Power handling is a difficult topic, because the ways in which a device can fail depend so much on the operating conditions that it is subjected to.
We specify the max power on (for example) the PD-0165 as 1 watt only to be extremely conservative. Here are some use scenarios for the PD-0165 and the power handling I would estimate:
– Ideal use case: 50 ohm matched at all ports, using the device as a power divider. In this case the device is only dissipating the excess insertion loss. Depending on the heat sinking it has attached, it should be able to handle 10s of watts of CW power or more at 43 GHz. At a high enough power the connectors will fail.
– Worst case CW performance: Out of phase reflections at both output ports, or use as a power combiner with two signals that are 180° out of phase. In this case all the power will be dissipated in the isolation resistors, which means that the power is limited to what the resistors can dissipate. This is where the power handling will be limited to about 1 W before the resistors pop.
– Pulsed case: In this situation the power is limited by the voltage breakdown in the device. If the peak power is high enough the voltage will break down the dielectric either in the connectors or the substrate, this isn’t clear.

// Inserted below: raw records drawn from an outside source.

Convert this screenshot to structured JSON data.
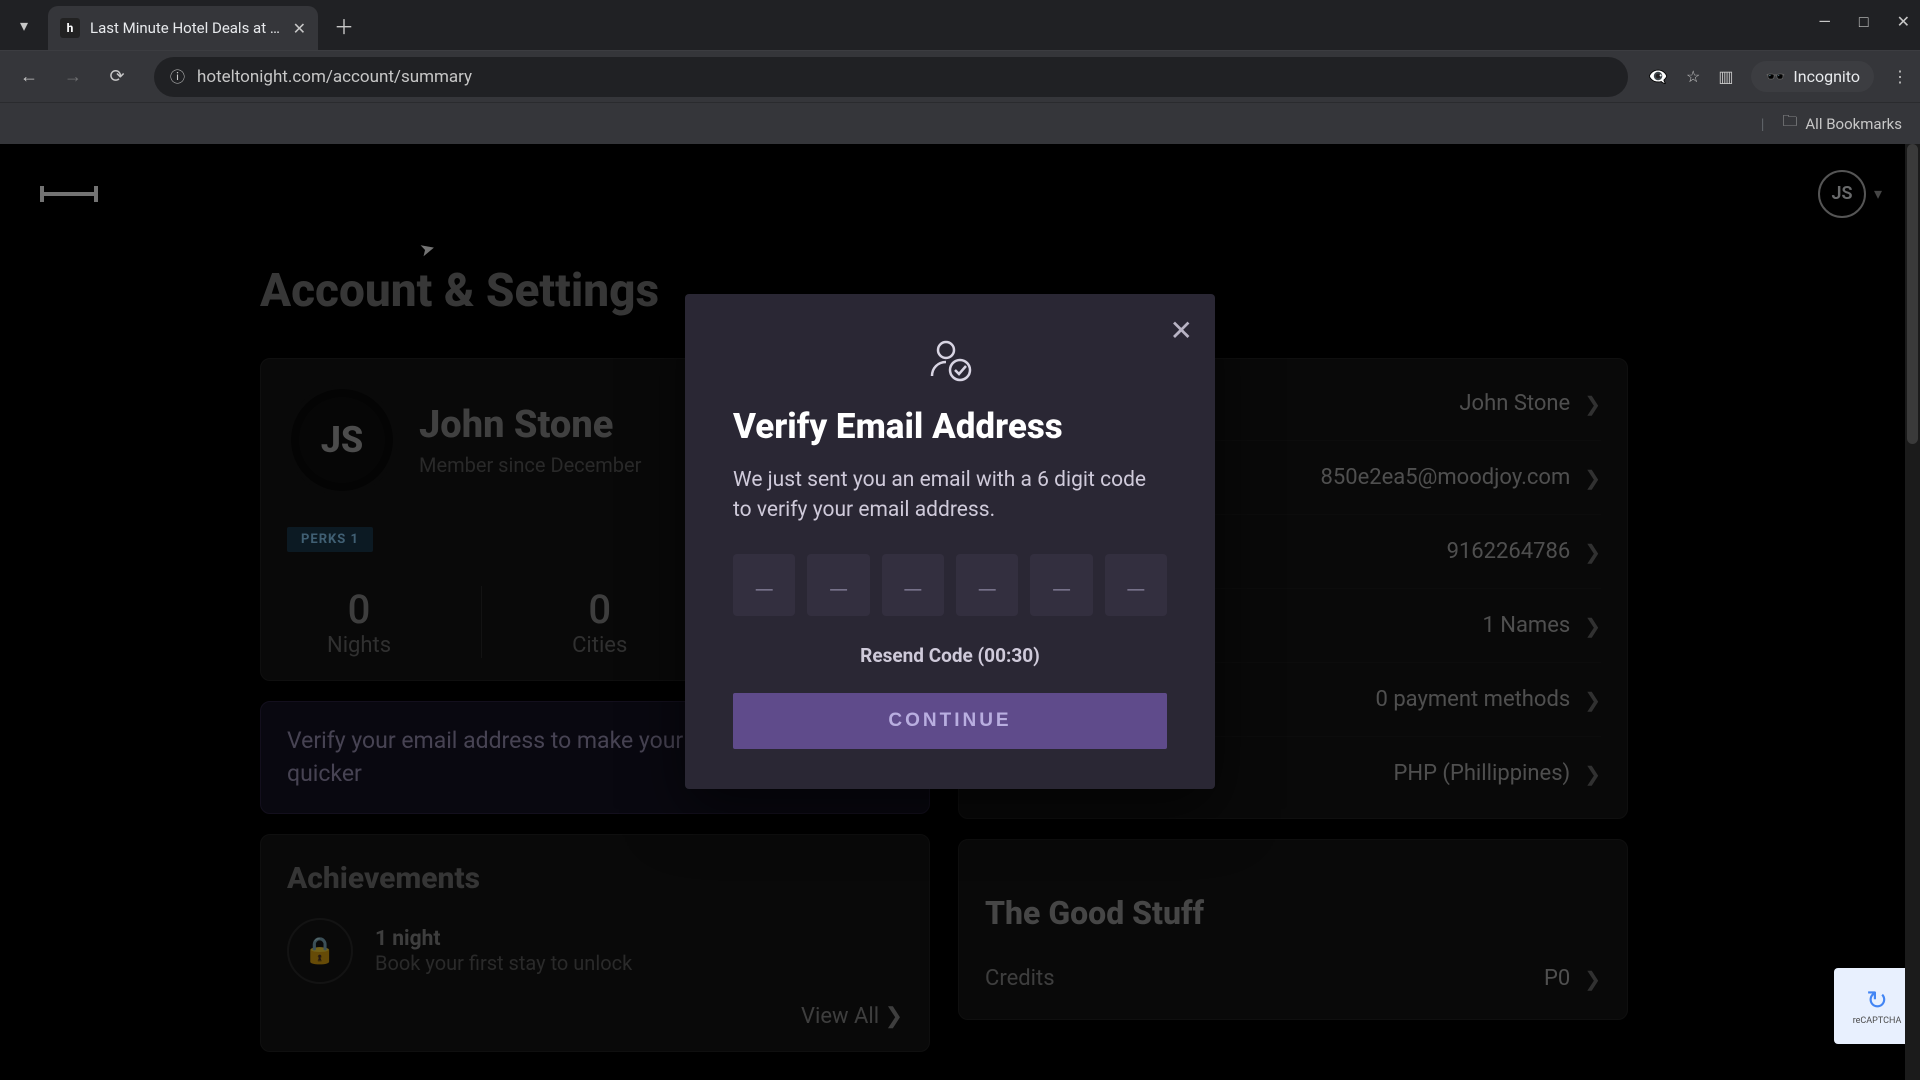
{
  "browser": {
    "tab_title": "Last Minute Hotel Deals at Gre",
    "url": "hoteltonight.com/account/summary",
    "incognito_label": "Incognito",
    "all_bookmarks": "All Bookmarks"
  },
  "header": {
    "avatar_initials": "JS"
  },
  "page": {
    "title": "Account & Settings"
  },
  "profile": {
    "avatar_initials": "JS",
    "name": "John Stone",
    "member_since": "Member since December",
    "perks_label": "PERKS 1",
    "stats": {
      "nights_n": "0",
      "nights_l": "Nights",
      "cities_n": "0",
      "cities_l": "Cities"
    }
  },
  "verify_banner": "Verify your email address to make your booking experience quicker",
  "achievements": {
    "title": "Achievements",
    "item_title": "1 night",
    "item_sub": "Book your first stay to unlock",
    "view_all": "View All"
  },
  "details": {
    "rows": [
      {
        "value": "John Stone"
      },
      {
        "value": "850e2ea5@moodjoy.com"
      },
      {
        "value": "9162264786"
      },
      {
        "value": "1 Names"
      },
      {
        "value": "0 payment methods"
      },
      {
        "value": "PHP (Phillippines)"
      }
    ]
  },
  "goodstuff": {
    "title": "The Good Stuff",
    "credits_label": "Credits",
    "credits_value": "P0"
  },
  "modal": {
    "title": "Verify Email Address",
    "body": "We just sent you an email with a 6 digit code to verify your email address.",
    "resend": "Resend Code (00:30)",
    "continue": "CONTINUE"
  },
  "recaptcha": {
    "label": "reCAPTCHA"
  }
}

The amount of power it can take depends on the pulse width and hence the peak power.
So the amount of power that you can put through the device depends on how you are using it and how much heat sinking you provide to it.